“Privacy for the individual. Transparency for corporations.”
The world was taken to the brink of reckoning when military whistleblower Bradley Manning leaked hundreds of confidential files, exposing illegal military activity in Afghanistan. It was this single most electrifying act that put the world renowned website WikiLeaks on the map forever.
Julian Assange, a former hacker, conceived of a site that would offer the free exchange of information, including secrets of the wealthy and, in many cases, the dangerous. Along with Daniel Berg he invented the website meant as “a refuge for whistleblowers and investigative journalists”.
After an eruption of government pushback and personal ego, WikiLeaks and its eccentric founder were put out to pasture leaving in its wake the most important conversation of these socio-political times.
What are our responsibilities and/or our rights concerning the exposure of information?
Directed by Bill Condon (Dreamgirls), the birth and death story of WikiLeaks is given an overview in “The Fifth Estate”. Stars Benedict Cumberbatch (Julian Assange) and Daniel Brühl (Daniel Berg) reenact moments of the Assange/Berg relationship that eventually became an international phenomenon.
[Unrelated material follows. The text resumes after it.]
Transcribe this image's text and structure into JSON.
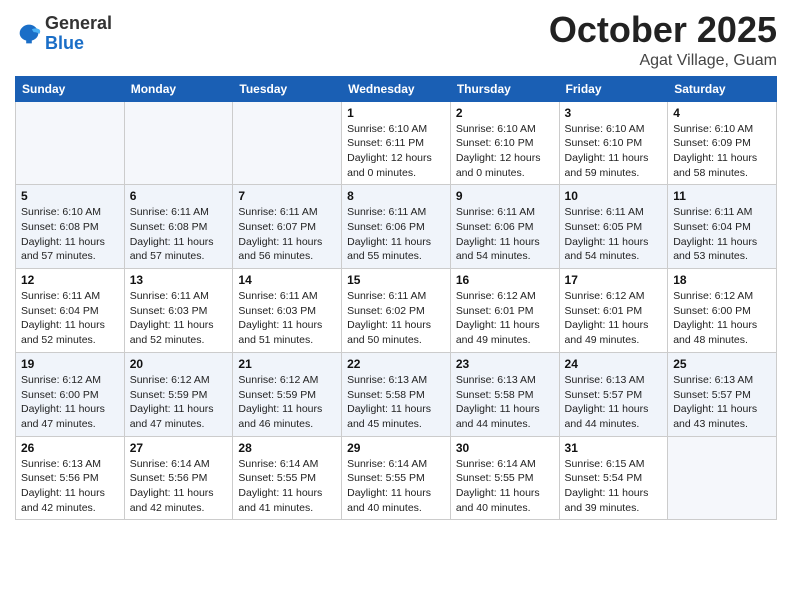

The problem is: the questions concerning information remain relevant. WikiLeaks and Julian Assange do not. Even the events surrounding Bradley Manning and his personal and civil crisis have been deflated by news coverage and time.
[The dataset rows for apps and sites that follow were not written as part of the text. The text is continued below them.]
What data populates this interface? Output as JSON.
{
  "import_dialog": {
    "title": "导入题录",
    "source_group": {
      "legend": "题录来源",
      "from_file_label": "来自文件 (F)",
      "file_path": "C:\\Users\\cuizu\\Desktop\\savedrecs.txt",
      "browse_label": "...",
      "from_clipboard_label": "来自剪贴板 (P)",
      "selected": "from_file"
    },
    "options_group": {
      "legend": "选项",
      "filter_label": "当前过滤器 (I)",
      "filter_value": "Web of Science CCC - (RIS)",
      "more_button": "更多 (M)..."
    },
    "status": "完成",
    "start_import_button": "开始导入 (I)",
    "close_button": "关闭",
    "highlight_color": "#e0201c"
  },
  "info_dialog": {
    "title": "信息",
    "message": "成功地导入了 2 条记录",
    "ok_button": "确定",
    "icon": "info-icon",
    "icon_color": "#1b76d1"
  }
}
How does “The Fifth Estate” fit into the global conversation about information trafficking?
What we learn from the film is minimal. We get a controlled view of how WikiLeaks became a massive monkey wrench in the secret operations of billion dollar corporations, including governments. We are reminded of the times in which we live, a time when information is exposed, policed, privatized, and exposed again.
The most significant contribution of the film is reminding us that whistleblowers are nothing new. The revolution against secrecy is generational, each generation against a greater wall and the whistleblower is key in bringing it down.
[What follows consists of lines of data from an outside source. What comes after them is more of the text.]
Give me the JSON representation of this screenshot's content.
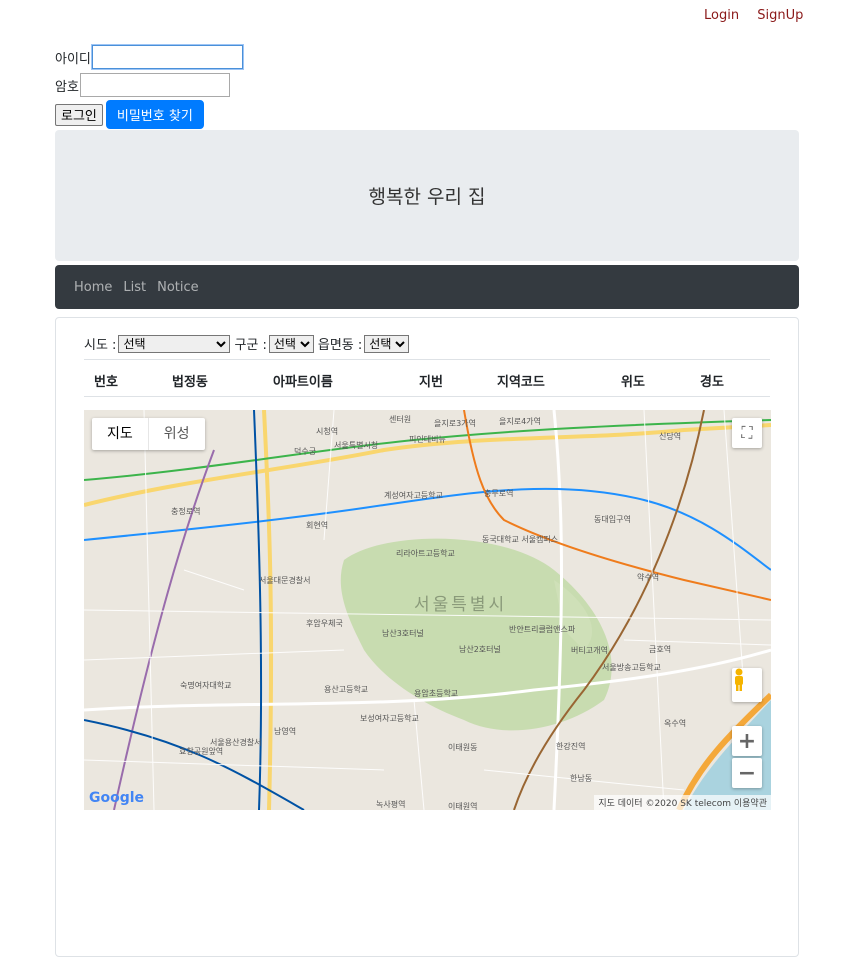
{
  "top_links": {
    "login": "Login",
    "signup": "SignUp"
  },
  "login_form": {
    "id_label": "아이디",
    "pw_label": "암호",
    "id_value": "",
    "pw_value": "",
    "login_button": "로그인",
    "find_pw_button": "비밀번호 찾기"
  },
  "jumbotron": {
    "title": "행복한 우리 집"
  },
  "navbar": {
    "items": [
      "Home",
      "List",
      "Notice"
    ]
  },
  "filters": {
    "sido_label": "시도 :",
    "sido_value": "선택",
    "gugun_label": "구군 :",
    "gugun_value": "선택",
    "dong_label": "읍면동 :",
    "dong_value": "선택"
  },
  "table": {
    "headers": [
      "번호",
      "법정동",
      "아파트이름",
      "지번",
      "지역코드",
      "위도",
      "경도"
    ]
  },
  "map": {
    "type_buttons": [
      "지도",
      "위성"
    ],
    "city_label": "서울특별시",
    "place_labels": [
      "센터원",
      "을지로3가역",
      "을지로4가역",
      "시청역",
      "서울특별시청",
      "덕수궁",
      "피인데비뉴",
      "신당역",
      "충정로역",
      "회현역",
      "계성여자고등학교",
      "충무로역",
      "동대입구역",
      "동국대학교 서울캠퍼스",
      "리라아트고등학교",
      "약수역",
      "서울대문경찰서",
      "후암우체국",
      "남산3호터널",
      "남산2호터널",
      "반얀트리클럽앤스파",
      "버티고개역",
      "금호역",
      "숙명여자대학교",
      "용산고등학교",
      "용암초등학교",
      "보성여자고등학교",
      "이태원동",
      "한강진역",
      "남영역",
      "서울용산경찰서",
      "효창공원앞역",
      "옥수역",
      "서울방송고등학교",
      "한남동",
      "녹사평역",
      "이태원역"
    ],
    "google_logo": "Google",
    "attribution": "지도 데이터 ©2020 SK telecom   이용약관",
    "zoom_in": "+",
    "zoom_out": "−",
    "fullscreen": "⛶"
  }
}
They are the fire behind freedom of speech, the conflagration surrounding secrecy, and the ignition fueling the cultural conversation that is sure to blaze on eternally.
What “The Fifth Estate” lacks is urgency and relevance. It is difficult to tell a story about WikiLeaks without making Assange the central character, yet this movie attempts to make Berg the main attraction thus deflating its earnestness. But even still, Assange himself is not interesting as he hides under Ecuadorian asylum.
He only becomes news with an arrest, the baring of some truth regarding sexual misconduct allegations, and extradition to Sweden. This movie tackles none of that. Right now, Assange is little more than a forgotten instrument in the current climate around information trafficking.
Furthermore, “The Fifth Estate” represents how the inferno of our most important societal discussion is extinguished and reduced to mere entertainment.
But let me be fair, We Steal Secret lingers on the consciousness of all who saw it. Alex Gibney, an Oscar winning documentarian, chronicles the rise and fall of WikiLeaks, the ascent and decline of Assange and his ego, and more importantly the identity catastrophe suffered by Bradley Manning which informed the choices leading up to the whistleblower incident.
The view of the overarching issue is complete and inclusive. “The Fifth Estate” is unable to make that claim. It tries to be poignant and revealing, but can’t because it tells an old story and refrains from bringing freshness to it.
Berg as the central character drives a narrative about a man caught between two loves – the love of a woman and the love of greatness, personified by Assange. But the question becomes whether or not Berg’s love matters. Is this what viewers care about?
Because the answer is overwhelmingly ‘no’ “The Fifth Estate” runs out of steam pretty early on. Despite Brühl’s exceptional performance and some of the stylistic choices meant to invigorate the narrative, this movie miscarries its attempt.
If you are interested in the story behind WikiLeaks and Julian Assange, see We Steal Secrets. This film only serves those who crush on Daniel Brühl like I do.